Michael Angelo preserved his creative genius even in extreme old age: there is a device said to be invented by him, of an old man represented in a go-cart, with an hour-glass upon it; the inscription Ancora imparo!–YET I AM LEARNING!

We have a literary curiosity in a favourite treatise with Erasmus and men of letters of that period, De Ratione Studii, by Joachim Sterck, otherwise Fortius de Ringelberg. The enthusiasm of the writer often carries him to the verge of ridicule; but something must be conceded to his peculiar situation and feelings; for Baillet tells us that this method of studying had been formed entirely from his own practical knowledge and hard experience: at a late period of life he had commenced his studies, and at length he imagined that he had discovered a more perpendicular mode of ascending the hill of science than by its usual circuitous windings. His work has been compared to the sounding of a trumpet.

Menage, in his Anti-Baillet, has a very curious apology for writing verses in his old age, by showing how many poets amused themselves notwithstanding their grey hairs, and wrote sonnets or epigrams at ninety.

La Casa, in one of his letters, humorously said, Io credo ch’io faro Sonnetti venti cinque anni, o trenta, pio che io saro morto.–“I think I may make sonnets twenty-five, or perhaps thirty years, after I shall be dead!” Petau tells us that he wrote verses to solace the evils of old age–

—- Petavius aeger
Cantabat veteris quaerens solatia morbi.
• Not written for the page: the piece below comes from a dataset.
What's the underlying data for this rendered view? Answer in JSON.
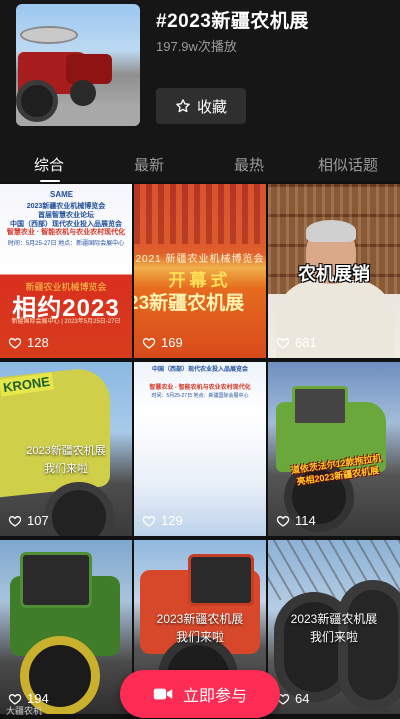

Malherbe declares the honours of genius were his, yet young–

Je les posseday jeune, et les possede encore
A la fin de mes jours!